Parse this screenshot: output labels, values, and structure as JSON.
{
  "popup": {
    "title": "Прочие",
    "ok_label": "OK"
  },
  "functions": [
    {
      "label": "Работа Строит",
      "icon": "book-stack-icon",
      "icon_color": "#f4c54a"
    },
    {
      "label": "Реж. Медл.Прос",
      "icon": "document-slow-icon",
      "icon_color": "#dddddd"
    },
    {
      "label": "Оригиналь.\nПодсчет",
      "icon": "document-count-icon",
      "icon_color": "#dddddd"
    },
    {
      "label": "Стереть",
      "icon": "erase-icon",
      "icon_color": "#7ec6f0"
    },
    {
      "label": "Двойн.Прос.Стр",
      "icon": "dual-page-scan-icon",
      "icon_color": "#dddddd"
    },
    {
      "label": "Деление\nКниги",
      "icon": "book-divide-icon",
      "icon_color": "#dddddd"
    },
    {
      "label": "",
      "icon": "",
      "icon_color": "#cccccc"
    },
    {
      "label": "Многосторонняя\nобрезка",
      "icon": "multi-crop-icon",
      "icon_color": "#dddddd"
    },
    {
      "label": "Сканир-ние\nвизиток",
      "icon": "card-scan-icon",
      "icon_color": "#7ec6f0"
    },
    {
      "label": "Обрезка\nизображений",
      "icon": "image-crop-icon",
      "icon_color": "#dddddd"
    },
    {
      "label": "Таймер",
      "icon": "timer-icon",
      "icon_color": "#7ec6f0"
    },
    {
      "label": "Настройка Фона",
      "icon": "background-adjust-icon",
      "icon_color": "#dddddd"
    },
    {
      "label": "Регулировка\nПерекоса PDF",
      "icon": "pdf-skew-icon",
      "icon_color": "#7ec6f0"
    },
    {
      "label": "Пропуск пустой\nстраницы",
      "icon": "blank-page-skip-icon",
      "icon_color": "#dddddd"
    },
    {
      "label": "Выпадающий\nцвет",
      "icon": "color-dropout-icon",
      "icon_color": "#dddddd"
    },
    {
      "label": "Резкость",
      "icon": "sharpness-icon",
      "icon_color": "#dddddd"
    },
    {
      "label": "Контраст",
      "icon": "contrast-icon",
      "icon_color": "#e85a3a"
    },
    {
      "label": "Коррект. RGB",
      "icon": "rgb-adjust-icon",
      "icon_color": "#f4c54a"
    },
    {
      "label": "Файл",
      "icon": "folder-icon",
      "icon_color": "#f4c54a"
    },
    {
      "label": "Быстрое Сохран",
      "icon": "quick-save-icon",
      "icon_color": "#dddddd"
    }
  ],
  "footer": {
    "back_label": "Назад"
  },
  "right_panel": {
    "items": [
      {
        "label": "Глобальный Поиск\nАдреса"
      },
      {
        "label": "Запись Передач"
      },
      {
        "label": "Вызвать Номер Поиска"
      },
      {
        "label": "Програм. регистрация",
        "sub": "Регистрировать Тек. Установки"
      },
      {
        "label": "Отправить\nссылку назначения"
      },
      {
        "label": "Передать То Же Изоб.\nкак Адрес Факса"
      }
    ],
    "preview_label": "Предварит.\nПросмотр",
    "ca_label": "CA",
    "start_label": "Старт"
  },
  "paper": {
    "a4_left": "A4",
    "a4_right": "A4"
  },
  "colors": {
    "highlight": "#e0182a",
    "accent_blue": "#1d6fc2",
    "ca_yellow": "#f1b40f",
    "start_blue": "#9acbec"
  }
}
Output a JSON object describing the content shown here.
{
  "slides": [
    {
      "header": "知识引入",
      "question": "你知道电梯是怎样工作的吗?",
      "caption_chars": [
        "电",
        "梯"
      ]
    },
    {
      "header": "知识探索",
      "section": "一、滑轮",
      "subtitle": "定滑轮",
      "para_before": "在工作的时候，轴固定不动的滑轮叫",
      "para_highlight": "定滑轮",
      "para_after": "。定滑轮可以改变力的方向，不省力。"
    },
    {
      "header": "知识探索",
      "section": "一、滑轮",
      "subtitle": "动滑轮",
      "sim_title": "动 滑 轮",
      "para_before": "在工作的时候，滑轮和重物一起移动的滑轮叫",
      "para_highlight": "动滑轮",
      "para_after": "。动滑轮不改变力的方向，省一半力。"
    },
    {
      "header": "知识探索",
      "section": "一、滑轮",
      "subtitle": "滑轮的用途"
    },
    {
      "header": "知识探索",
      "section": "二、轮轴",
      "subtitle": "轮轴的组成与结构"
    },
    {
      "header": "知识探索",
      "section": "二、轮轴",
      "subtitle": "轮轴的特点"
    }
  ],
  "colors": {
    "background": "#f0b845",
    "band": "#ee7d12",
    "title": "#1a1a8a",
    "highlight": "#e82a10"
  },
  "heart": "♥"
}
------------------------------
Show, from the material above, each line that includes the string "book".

      "icon": "book-stack-icon",
      "icon": "book-divide-icon",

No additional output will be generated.